[Recorded data]
______

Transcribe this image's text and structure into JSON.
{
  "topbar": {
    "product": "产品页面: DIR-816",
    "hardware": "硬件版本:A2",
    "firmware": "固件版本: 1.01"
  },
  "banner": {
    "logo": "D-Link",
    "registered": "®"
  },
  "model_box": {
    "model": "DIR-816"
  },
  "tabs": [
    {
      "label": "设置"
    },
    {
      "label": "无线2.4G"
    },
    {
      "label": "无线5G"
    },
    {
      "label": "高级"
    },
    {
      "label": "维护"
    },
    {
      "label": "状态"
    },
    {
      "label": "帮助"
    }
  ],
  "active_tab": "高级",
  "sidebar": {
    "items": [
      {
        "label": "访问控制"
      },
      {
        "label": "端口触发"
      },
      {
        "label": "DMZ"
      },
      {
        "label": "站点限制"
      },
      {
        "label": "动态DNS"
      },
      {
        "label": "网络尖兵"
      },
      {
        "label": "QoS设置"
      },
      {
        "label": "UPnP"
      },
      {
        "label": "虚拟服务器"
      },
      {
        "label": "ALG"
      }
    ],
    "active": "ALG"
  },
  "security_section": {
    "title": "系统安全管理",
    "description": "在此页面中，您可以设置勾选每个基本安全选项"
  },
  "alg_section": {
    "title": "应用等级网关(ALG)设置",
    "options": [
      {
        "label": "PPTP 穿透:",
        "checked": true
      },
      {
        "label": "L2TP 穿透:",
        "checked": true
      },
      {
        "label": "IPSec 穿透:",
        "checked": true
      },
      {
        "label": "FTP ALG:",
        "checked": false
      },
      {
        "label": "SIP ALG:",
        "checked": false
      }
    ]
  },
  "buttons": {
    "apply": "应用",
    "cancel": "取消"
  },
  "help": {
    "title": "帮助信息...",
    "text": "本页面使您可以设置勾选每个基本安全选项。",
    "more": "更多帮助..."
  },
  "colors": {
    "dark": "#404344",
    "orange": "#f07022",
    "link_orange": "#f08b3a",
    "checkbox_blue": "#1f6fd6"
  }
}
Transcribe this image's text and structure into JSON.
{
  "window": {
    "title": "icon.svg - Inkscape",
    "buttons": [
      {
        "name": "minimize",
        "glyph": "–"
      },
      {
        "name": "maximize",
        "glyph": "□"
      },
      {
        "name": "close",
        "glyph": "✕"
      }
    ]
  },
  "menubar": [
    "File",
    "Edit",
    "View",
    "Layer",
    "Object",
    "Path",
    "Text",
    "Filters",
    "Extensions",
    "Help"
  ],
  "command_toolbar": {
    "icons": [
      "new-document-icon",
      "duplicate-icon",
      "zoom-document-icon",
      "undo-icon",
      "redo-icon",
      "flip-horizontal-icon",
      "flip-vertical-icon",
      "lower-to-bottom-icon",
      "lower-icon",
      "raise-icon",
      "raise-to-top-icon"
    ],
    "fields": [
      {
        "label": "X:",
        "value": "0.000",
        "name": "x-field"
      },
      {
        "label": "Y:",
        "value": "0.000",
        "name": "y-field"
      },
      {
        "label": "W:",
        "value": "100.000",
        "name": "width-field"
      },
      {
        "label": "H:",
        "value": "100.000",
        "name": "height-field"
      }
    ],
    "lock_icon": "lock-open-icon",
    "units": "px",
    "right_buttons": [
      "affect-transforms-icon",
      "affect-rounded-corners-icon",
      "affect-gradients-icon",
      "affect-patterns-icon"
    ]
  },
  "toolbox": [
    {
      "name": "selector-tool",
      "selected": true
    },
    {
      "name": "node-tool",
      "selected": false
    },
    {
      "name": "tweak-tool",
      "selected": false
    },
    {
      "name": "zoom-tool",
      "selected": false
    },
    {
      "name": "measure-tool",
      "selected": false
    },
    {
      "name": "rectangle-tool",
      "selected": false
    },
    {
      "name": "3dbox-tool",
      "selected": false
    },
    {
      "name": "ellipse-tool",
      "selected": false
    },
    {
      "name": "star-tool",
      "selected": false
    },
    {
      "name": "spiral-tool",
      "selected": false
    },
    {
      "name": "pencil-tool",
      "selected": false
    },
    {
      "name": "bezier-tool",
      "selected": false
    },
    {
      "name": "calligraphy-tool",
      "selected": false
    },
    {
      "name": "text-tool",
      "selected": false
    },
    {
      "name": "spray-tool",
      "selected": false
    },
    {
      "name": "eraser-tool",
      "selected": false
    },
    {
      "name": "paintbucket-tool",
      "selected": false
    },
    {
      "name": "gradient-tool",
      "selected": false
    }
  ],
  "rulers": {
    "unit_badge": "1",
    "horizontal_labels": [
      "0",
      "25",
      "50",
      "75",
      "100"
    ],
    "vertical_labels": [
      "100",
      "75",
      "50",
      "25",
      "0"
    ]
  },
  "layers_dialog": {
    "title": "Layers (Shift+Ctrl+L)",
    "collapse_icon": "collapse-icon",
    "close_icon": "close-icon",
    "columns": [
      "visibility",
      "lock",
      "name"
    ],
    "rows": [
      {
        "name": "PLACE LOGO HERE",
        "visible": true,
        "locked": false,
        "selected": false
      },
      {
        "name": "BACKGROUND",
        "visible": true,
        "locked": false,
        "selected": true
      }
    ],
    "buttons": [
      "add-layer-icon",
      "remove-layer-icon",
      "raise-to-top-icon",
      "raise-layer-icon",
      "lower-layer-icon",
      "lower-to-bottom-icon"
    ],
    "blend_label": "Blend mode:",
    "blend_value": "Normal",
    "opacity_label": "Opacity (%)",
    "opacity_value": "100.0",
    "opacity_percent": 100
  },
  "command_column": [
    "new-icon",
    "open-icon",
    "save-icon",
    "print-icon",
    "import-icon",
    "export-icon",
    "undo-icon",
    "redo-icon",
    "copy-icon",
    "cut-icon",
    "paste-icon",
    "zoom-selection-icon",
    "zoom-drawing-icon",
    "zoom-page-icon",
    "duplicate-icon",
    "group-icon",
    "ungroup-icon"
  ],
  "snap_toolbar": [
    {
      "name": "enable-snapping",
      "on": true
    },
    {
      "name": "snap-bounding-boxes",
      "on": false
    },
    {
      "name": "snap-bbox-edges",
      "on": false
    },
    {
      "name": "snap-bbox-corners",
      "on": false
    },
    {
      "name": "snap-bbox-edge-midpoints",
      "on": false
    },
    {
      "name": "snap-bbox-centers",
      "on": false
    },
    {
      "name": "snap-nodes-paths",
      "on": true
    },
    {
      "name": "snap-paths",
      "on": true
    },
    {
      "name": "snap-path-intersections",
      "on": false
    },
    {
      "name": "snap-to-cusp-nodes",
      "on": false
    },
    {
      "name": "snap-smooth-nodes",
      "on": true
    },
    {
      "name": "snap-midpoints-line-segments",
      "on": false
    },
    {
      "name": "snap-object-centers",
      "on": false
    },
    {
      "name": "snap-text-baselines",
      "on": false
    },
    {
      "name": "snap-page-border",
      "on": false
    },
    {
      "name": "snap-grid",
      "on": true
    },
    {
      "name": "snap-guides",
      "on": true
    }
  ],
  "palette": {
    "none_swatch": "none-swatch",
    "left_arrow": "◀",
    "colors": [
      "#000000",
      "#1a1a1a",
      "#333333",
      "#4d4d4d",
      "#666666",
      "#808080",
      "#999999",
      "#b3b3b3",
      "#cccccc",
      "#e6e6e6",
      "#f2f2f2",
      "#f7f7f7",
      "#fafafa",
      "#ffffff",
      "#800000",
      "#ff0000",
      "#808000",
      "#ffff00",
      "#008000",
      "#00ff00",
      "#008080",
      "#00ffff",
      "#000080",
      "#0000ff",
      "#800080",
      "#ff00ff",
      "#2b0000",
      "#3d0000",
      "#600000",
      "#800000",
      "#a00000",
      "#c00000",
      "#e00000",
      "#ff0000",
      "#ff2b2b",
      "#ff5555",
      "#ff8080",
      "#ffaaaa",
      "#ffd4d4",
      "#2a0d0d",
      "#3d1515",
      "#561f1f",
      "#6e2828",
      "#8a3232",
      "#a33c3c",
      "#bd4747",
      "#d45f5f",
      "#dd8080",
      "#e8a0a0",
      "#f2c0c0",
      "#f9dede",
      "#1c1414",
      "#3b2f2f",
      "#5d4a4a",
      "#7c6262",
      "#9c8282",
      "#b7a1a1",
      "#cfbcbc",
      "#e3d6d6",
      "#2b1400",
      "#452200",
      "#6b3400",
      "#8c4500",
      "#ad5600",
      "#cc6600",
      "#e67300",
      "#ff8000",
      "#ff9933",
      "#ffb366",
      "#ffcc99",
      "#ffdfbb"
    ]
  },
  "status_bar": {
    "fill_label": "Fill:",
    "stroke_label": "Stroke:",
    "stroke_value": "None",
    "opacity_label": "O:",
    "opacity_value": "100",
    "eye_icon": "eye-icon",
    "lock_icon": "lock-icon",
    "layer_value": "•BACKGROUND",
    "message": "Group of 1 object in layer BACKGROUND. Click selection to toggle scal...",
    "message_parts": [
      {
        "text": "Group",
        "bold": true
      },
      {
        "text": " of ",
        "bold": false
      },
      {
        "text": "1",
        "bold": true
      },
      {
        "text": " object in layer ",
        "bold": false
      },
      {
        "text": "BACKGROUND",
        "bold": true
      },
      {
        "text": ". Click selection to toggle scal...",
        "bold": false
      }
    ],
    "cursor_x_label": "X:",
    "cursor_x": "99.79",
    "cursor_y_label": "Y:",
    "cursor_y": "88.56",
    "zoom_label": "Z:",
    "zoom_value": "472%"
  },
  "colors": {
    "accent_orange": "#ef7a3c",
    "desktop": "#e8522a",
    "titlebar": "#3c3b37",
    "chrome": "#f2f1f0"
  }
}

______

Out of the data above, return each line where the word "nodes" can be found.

      "name": "snap-nodes-paths",
      "name": "snap-to-cusp-nodes",
      "name": "snap-smooth-nodes",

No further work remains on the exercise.